(Dataset rows for apps and sites)
※

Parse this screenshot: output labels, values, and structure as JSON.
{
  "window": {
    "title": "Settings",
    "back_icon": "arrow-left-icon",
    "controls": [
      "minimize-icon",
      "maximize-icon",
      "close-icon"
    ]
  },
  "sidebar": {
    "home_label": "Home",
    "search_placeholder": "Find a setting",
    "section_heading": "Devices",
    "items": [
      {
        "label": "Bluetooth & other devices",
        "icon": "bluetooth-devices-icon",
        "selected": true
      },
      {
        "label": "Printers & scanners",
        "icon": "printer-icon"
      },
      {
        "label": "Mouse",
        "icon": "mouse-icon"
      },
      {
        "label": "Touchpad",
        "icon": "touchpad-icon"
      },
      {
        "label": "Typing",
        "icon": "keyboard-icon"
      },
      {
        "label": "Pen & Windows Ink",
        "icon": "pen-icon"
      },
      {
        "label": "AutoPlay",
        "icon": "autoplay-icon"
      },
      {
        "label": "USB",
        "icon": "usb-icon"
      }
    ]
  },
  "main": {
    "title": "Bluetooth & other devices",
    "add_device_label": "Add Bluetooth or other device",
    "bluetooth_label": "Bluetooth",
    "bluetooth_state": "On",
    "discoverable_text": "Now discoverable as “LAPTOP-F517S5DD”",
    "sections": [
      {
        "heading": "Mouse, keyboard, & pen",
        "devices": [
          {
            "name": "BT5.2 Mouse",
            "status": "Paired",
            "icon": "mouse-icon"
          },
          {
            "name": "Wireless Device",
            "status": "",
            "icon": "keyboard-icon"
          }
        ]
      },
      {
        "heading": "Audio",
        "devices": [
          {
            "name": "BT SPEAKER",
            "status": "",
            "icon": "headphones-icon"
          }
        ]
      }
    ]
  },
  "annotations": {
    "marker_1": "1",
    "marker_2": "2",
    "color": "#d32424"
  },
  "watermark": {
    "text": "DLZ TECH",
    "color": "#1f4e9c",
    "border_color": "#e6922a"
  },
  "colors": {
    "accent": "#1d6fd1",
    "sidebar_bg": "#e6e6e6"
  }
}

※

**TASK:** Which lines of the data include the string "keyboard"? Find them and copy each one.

**EXERCISE RESULT:**
        "icon": "keyboard-icon"
        "heading": "Mouse, keyboard, & pen",
            "icon": "keyboard-icon"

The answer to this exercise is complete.